__What is being asked__. All lines with the word "JSON" must be pulled from the entries below.

┄┄┄┄┄┄┄┄┄┄┄┄┄┄┄┄┄┄┄┄

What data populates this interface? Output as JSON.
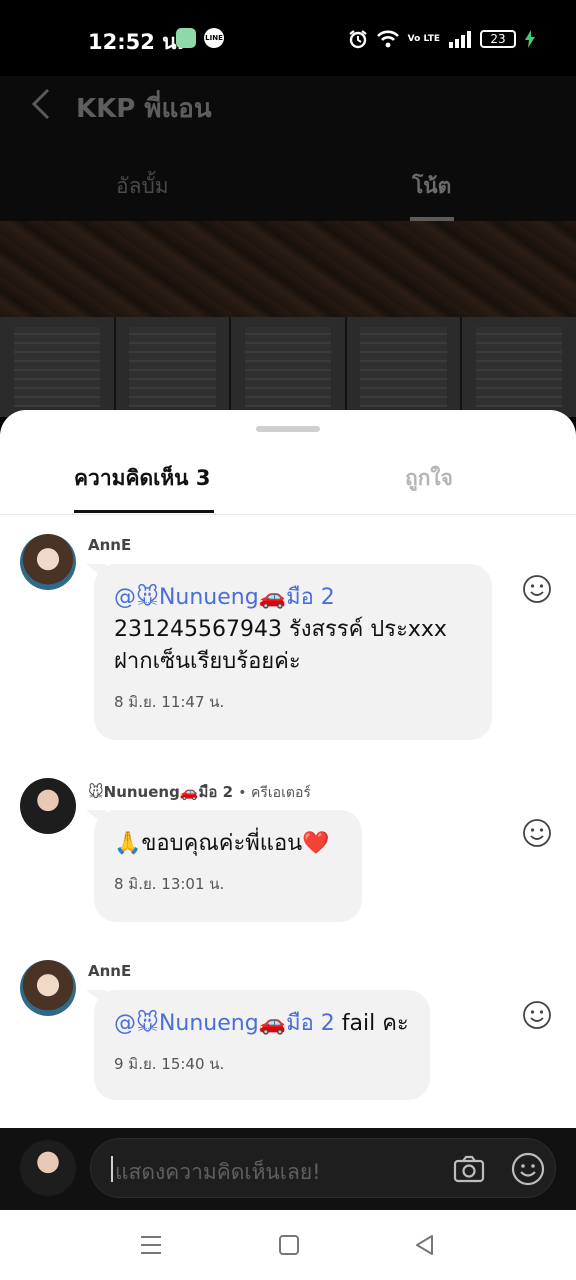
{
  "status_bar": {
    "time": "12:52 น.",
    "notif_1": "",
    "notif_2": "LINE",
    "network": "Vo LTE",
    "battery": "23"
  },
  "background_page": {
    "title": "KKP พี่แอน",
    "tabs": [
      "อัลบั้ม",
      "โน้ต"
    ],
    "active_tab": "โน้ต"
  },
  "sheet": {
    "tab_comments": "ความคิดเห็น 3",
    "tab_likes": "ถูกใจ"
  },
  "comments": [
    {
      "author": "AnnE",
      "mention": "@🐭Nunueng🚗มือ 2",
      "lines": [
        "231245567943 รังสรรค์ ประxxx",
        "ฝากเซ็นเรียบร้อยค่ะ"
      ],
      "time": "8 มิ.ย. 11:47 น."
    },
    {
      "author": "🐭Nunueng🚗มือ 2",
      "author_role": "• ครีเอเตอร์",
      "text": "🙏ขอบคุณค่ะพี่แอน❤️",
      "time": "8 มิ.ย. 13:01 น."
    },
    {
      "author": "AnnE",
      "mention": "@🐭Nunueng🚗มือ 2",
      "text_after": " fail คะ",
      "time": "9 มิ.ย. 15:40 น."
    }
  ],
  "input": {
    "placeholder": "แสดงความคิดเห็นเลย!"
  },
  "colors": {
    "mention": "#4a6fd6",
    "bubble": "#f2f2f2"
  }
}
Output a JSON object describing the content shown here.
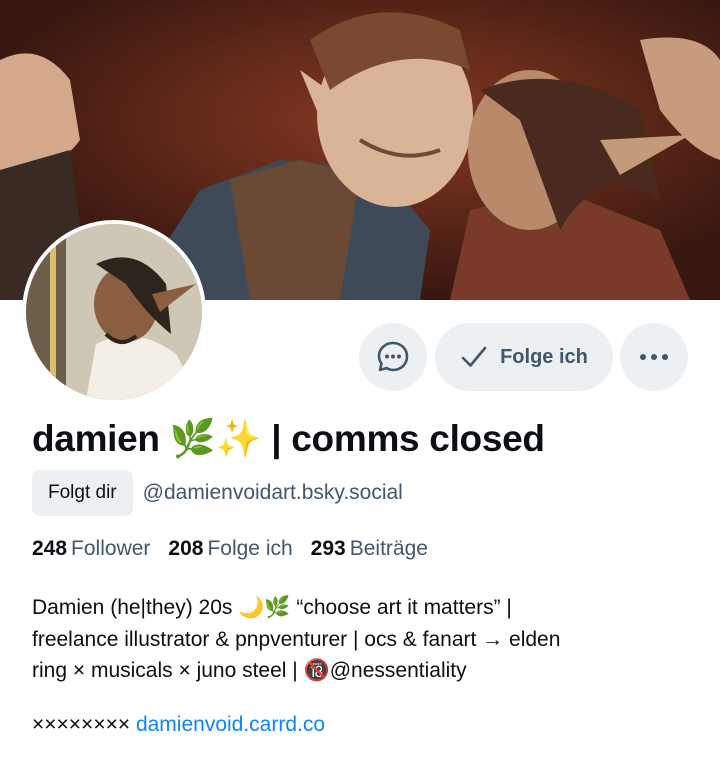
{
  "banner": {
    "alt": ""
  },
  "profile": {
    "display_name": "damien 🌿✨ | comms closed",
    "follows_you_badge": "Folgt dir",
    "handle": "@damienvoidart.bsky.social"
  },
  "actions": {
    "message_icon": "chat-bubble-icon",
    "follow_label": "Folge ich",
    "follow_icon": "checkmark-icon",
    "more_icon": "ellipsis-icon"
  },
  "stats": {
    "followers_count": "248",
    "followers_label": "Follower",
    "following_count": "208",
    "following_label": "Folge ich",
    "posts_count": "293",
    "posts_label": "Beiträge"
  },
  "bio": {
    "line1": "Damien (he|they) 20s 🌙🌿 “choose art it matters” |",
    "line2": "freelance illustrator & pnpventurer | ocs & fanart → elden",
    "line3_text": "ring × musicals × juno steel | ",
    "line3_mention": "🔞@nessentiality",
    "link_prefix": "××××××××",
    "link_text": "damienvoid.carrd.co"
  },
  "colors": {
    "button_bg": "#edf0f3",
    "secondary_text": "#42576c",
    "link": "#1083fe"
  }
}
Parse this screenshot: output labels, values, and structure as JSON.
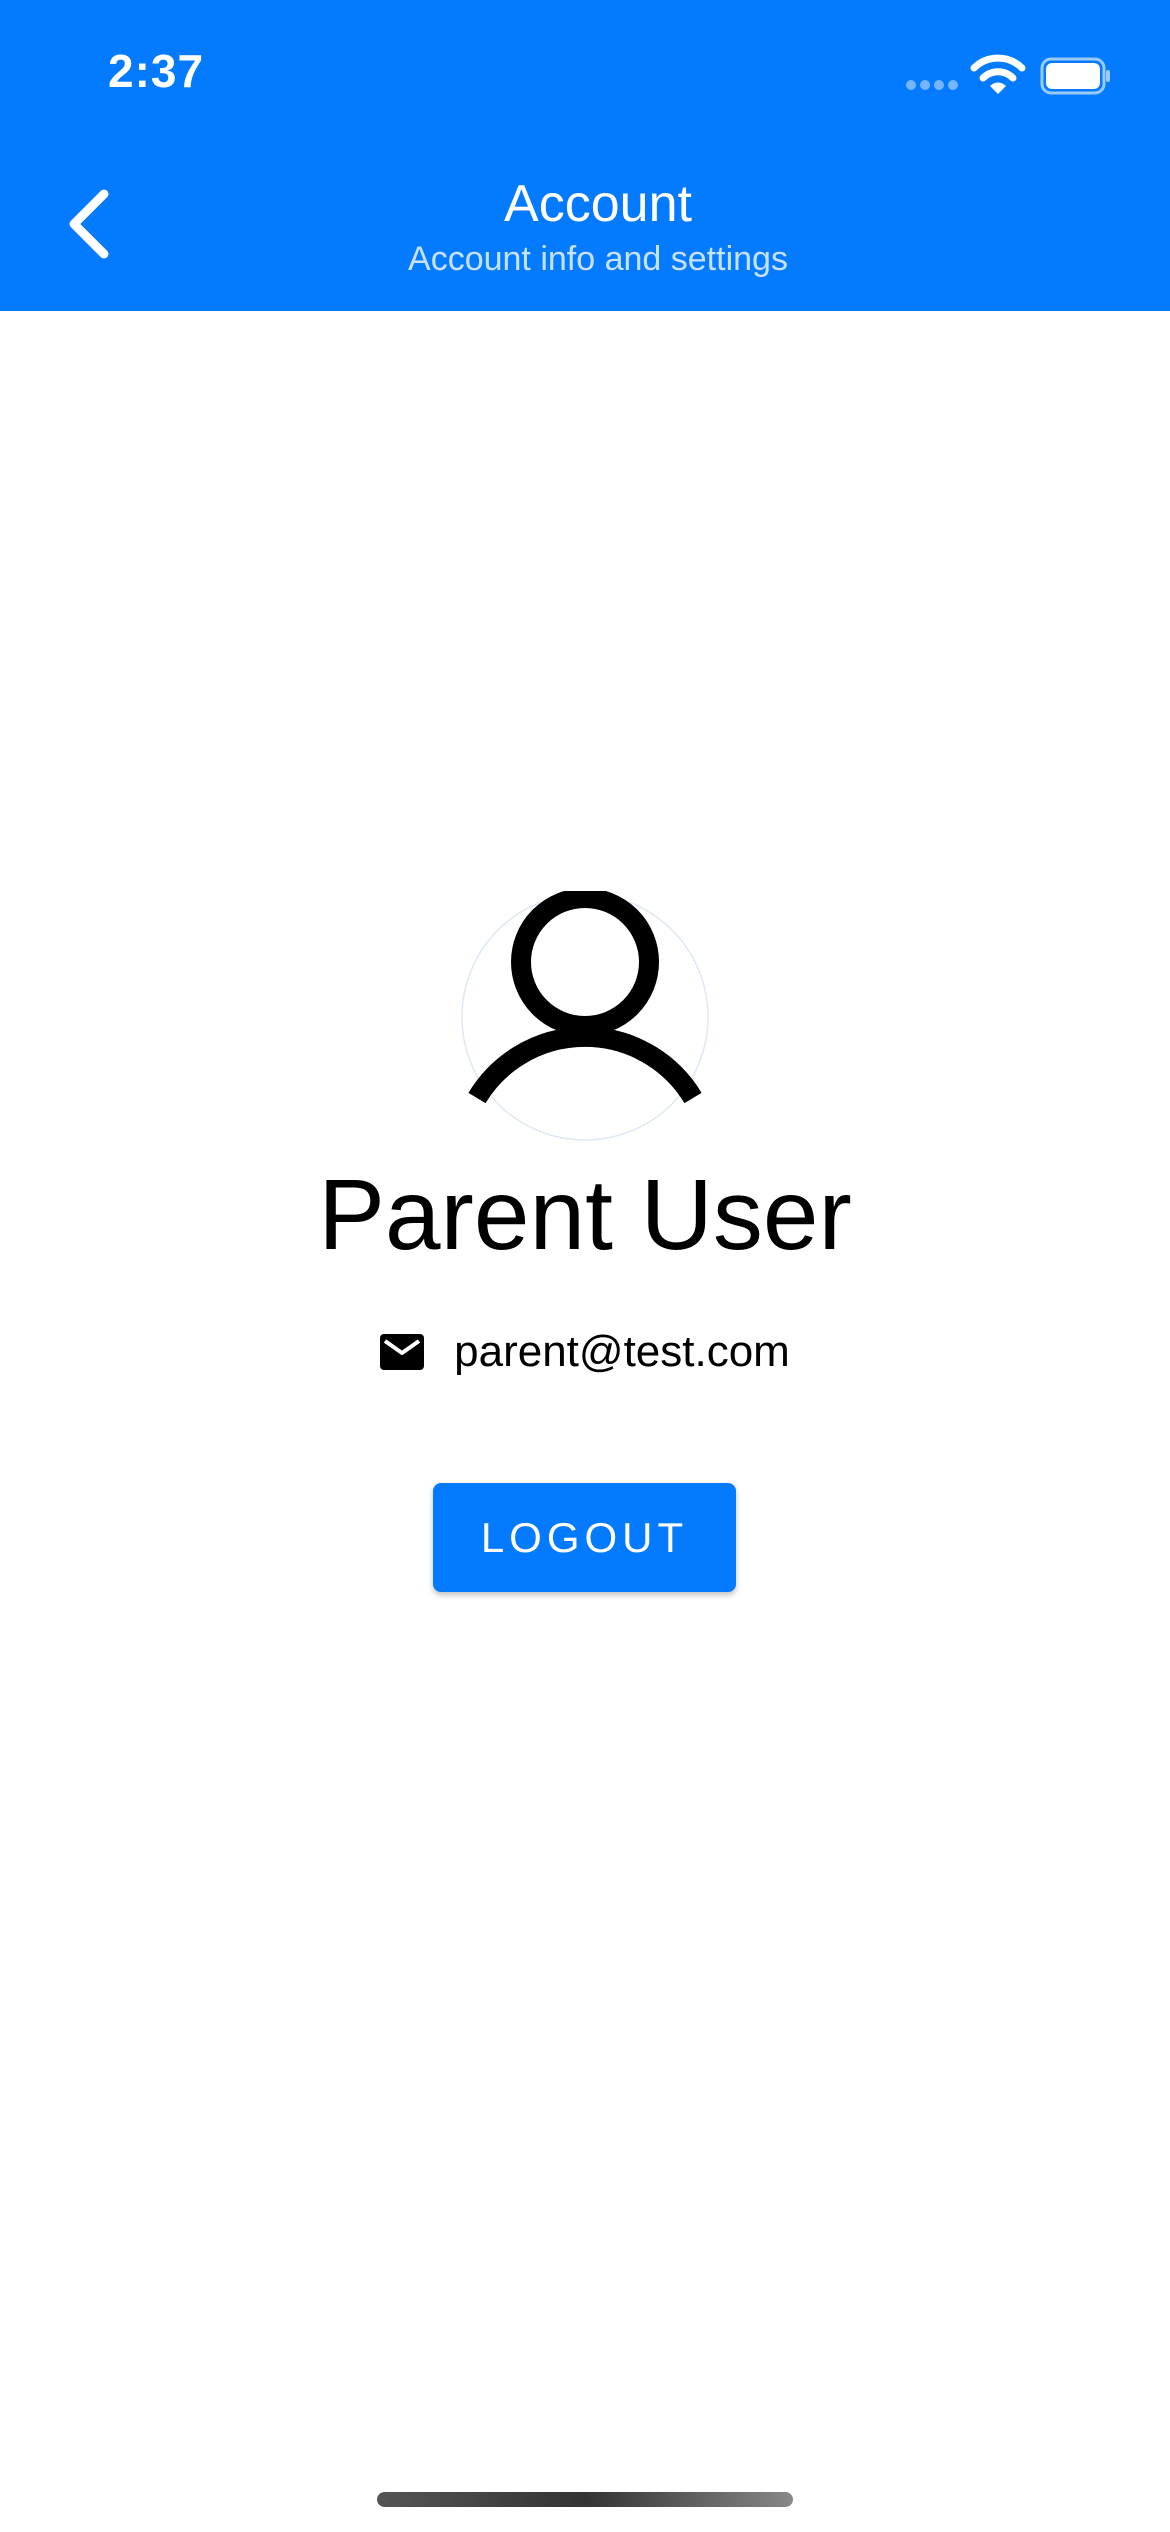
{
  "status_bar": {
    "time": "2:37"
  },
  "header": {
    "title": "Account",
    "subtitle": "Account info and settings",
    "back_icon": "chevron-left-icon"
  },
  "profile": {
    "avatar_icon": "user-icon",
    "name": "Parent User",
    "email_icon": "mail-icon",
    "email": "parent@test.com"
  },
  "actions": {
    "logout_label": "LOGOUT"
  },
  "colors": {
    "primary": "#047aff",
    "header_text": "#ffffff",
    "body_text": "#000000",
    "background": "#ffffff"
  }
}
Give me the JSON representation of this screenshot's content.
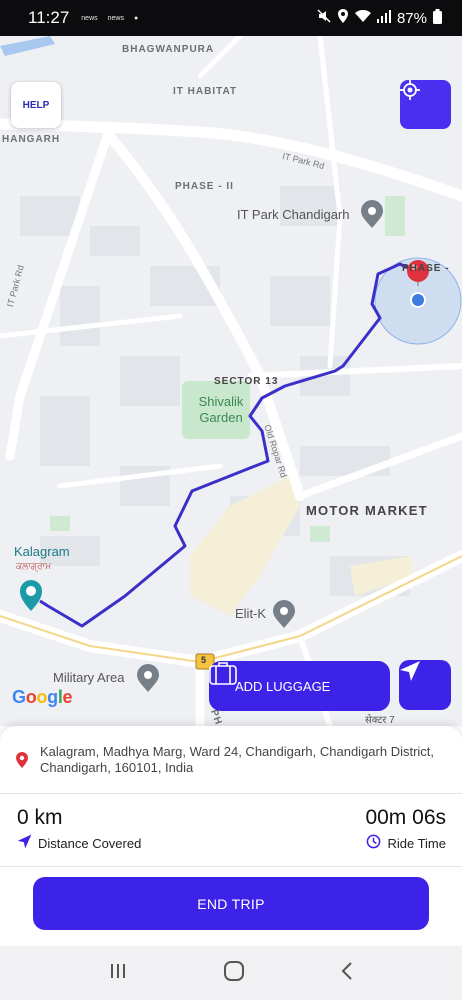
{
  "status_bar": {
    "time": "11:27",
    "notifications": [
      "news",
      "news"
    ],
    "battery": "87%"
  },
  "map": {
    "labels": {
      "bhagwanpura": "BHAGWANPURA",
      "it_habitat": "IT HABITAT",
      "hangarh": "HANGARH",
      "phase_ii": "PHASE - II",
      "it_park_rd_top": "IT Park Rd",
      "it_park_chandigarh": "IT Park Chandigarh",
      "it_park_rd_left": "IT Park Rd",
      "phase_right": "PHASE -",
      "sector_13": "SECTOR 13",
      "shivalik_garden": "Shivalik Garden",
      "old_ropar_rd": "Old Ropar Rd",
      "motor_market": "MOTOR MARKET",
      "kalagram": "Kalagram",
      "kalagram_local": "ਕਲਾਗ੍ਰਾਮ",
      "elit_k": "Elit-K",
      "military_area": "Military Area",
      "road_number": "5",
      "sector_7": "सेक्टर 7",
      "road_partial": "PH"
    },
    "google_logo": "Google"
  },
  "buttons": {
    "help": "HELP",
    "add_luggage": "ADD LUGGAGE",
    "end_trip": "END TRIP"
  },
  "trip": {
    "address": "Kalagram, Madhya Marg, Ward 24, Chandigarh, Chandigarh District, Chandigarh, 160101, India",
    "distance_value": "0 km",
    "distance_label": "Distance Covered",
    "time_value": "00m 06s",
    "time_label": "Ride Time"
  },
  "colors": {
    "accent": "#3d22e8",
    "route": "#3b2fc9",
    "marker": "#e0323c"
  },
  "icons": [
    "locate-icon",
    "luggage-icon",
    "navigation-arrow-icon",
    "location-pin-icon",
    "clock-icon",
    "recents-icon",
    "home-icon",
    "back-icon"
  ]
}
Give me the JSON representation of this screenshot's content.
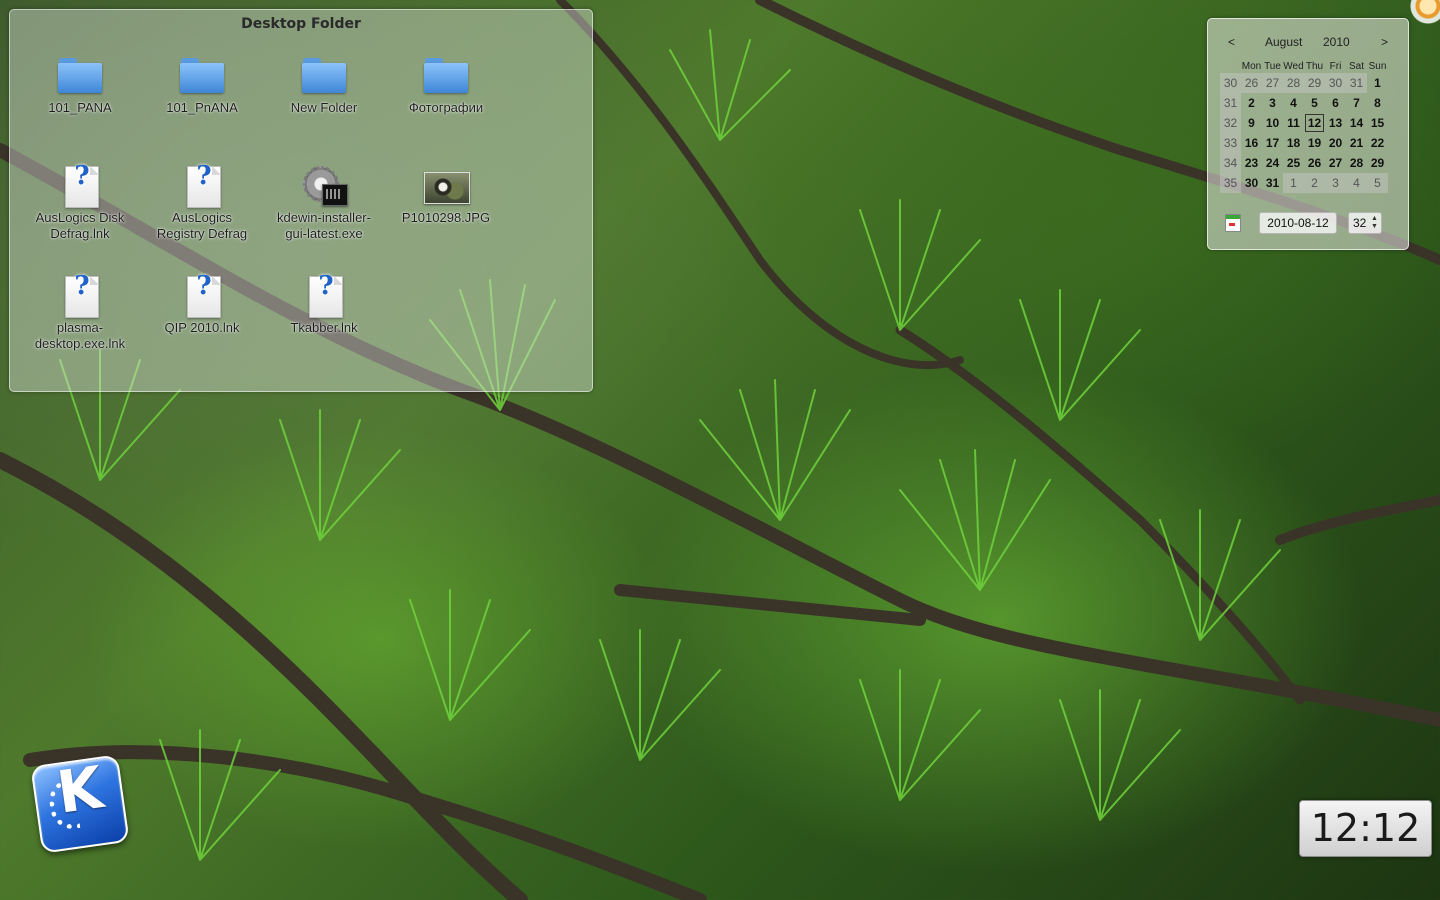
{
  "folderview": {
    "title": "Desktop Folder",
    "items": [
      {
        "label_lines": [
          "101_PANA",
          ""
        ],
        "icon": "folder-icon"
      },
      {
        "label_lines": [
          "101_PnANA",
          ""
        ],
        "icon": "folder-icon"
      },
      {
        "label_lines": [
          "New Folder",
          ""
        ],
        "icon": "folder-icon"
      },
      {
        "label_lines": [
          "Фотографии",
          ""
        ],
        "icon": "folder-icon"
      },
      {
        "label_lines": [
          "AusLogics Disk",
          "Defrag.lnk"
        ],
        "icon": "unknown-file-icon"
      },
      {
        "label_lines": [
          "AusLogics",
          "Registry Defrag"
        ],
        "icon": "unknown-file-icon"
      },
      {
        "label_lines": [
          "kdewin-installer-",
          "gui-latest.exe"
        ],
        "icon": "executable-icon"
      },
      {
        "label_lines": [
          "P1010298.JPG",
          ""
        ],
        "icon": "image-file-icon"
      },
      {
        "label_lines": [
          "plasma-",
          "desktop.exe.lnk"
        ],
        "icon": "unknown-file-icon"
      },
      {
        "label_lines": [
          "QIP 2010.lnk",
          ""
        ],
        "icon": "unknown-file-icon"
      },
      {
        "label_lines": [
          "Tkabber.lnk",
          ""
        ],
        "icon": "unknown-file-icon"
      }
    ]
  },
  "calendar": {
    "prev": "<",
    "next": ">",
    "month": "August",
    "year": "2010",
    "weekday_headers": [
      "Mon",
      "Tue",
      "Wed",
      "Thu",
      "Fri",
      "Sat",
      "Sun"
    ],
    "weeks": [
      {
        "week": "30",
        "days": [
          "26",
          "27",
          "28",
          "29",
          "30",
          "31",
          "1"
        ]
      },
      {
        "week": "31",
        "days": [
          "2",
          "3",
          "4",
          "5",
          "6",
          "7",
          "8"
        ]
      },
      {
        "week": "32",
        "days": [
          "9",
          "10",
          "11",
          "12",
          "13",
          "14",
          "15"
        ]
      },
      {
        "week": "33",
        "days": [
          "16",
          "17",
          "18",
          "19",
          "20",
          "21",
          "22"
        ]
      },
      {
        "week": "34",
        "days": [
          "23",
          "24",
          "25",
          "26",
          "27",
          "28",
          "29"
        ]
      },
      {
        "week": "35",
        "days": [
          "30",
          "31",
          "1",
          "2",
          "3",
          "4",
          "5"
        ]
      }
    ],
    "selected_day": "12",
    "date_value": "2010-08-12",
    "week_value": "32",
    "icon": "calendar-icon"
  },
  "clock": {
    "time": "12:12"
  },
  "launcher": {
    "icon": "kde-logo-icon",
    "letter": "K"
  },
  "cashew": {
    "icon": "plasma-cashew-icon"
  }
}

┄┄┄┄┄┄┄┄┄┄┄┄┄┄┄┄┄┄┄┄

__Task answer__.
What data populates this interface? Output as JSON.
Output a JSON object describing the content shown here.
Parse this screenshot: output labels, values, and structure as JSON.
Give me the JSON representation of this screenshot's content.
Give me the JSON representation of this screenshot's content.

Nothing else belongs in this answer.